In our case as well, the tag that the payload received from the traditional classifier/s, shall be considered by the decision logic, in addition to the machine-learning component output, disregarding the fact that the machine-learning component may have based its output also on that tag, for its evolution may be too slow (as shown by the BitDam whitepaper).
When the decision logic receives payload that is tagged as “likely malicious by traditional method A”, it may decide to block the payload regardless of what the machine-learning component thinks, or it may decide to block it unless the machine-learning component reports that the payload is benign with beyond 90% certainty.

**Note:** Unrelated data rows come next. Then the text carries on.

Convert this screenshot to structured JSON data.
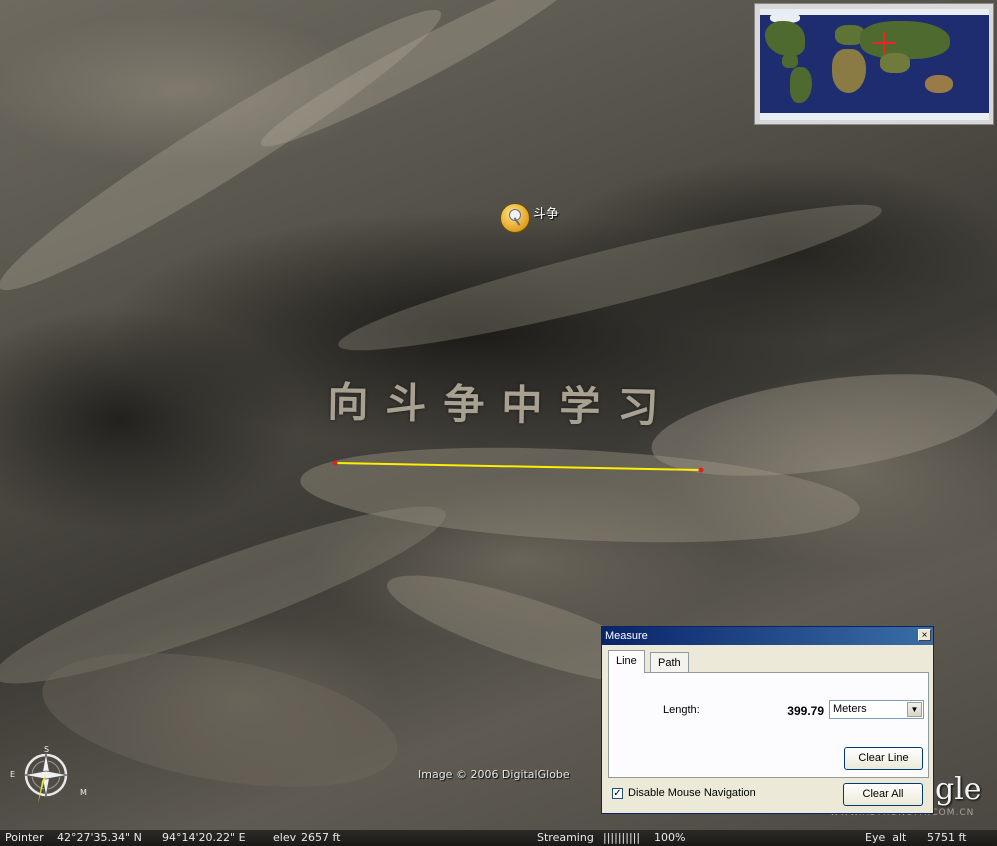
{
  "map": {
    "slogan": "向斗争中学习",
    "placemark_label": "斗争",
    "imagery_credit": "Image © 2006 DigitalGlobe",
    "logo_text": "gle",
    "watermark": "WWW.ASTRONOMY.COM.CN"
  },
  "status_bar": {
    "pointer_label": "Pointer",
    "pointer_lat": "42°27'35.34\" N",
    "pointer_lon": "94°14'20.22\" E",
    "elev_label": "elev",
    "elev_value": "2657 ft",
    "streaming_label": "Streaming",
    "streaming_bars": "||||||||||",
    "streaming_percent": "100%",
    "eye_alt_label": "Eye  alt",
    "eye_alt_value": "5751 ft"
  },
  "measure_dialog": {
    "title": "Measure",
    "close_glyph": "×",
    "tabs": [
      {
        "label": "Line",
        "active": true
      },
      {
        "label": "Path",
        "active": false
      }
    ],
    "length_label": "Length:",
    "length_value": "399.79",
    "units_selected": "Meters",
    "clear_line_label": "Clear Line",
    "clear_all_label": "Clear All",
    "disable_mouse_nav_label": "Disable Mouse Navigation",
    "disable_mouse_nav_checked": true
  },
  "colors": {
    "measure_line": "#ffee00",
    "measure_endpoint": "#dd2222",
    "overview_crosshair": "#ee2222"
  },
  "icons": [
    "placemark-pushpin-icon",
    "compass-icon",
    "overview-crosshair-icon",
    "close-icon",
    "dropdown-arrow-icon",
    "checkmark-icon"
  ]
}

This way we can attempt at optimizing the false-positive and false-negative ratios intelligently, while also overcoming the limitation of machine-learning models.
As the system runs, the machine-learning component will improve its models. As it improves, it becomes increasingly tempting to have the decision logic consider only inputs from AI. But learning is forever gradual, and the attacker is not acting at random but will always be attempting tricks believed to be slightly past the point to which machine-learning got. Our only way of maintaining an edge over the creative attacker is by combining machine learning with other techniques, and our only way of combining them effectively is by tagging data not only to be included in the machine-learning model, but also to be directly considered by the decision logic. This could be a safe way to overcome the ever-moving ever-existent security gap caused by AI model imperfection.